You get the email: your next appraisal is due this month. Please arrange a time with your manager to discuss your past performance and future goals. Allow an hour.
What’s your reaction? ‘What a waste of time’, ‘oh no, trouble looming’, or ‘OK, what do I want to get out of this?’
 
Appraisals are part of working life so, if you’re serious about your job and want to make a go of it, then grab this opportunity. Likewise, if it makes you realise you’re going nowhere in this company then it’s a good time to think about next steps.

The trick is to be prepared.

Write down some of your achievements, big or small. You might start by highlighting your brilliant attendance record or willingness to work overtime, along with any back-up information.

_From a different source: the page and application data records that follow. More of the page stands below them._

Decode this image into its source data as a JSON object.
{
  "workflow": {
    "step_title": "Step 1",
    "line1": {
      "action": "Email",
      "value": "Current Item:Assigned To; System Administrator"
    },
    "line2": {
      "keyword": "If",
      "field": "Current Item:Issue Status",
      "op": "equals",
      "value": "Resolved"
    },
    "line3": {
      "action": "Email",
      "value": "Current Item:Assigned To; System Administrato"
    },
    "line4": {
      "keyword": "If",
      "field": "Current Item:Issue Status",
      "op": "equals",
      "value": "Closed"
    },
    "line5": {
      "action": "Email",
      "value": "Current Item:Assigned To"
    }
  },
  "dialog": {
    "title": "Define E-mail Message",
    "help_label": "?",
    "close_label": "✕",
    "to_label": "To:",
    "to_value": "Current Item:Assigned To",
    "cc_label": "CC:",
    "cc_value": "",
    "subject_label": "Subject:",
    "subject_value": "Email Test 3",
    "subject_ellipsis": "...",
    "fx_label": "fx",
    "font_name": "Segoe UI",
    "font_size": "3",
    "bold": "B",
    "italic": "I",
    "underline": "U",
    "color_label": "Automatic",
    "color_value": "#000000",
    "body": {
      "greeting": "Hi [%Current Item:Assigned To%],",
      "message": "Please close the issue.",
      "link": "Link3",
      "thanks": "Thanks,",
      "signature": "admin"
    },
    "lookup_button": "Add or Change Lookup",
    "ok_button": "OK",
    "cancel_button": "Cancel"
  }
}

Got an email of praise or thanks from a colleague or customer? Print it out and take it along.
Dig out last year’s appraisal form with its list of goals and describe how you achieved them.
But be honest. Talk about things that could have gone better but turn that negative into a positive. Did a work problem make you realise that you were lacking in experience in a certain area and that you need training to polish up your skills?

Remember, too, that appraisals are a two-way street. Take the opportunity to politely say if you feel that your manager isn’t giving you enough attention or support. Or if they’re micromanaging you and need to let you get on with it.

And here’s a really good tip: ask about the development of the business.
It shows you have an interest in the future of the organisation and that you’re eager to understand where you fit into the picture. It also gives you an opportunity to look into your own future and see what it holds for you as an employee.

It’s important to end your appraisal with an agreed list of actions for both you and your manager, complete with timescales.

Make sure those actions are clear and achievable and don’t let them drift. If you find the year is passing and you are struggling to hit your targets, ask for another meeting and agree the way forward. Don’t wait for the next appraisal to come around and dread it when it does.

This is one to one time with your manager, make it count.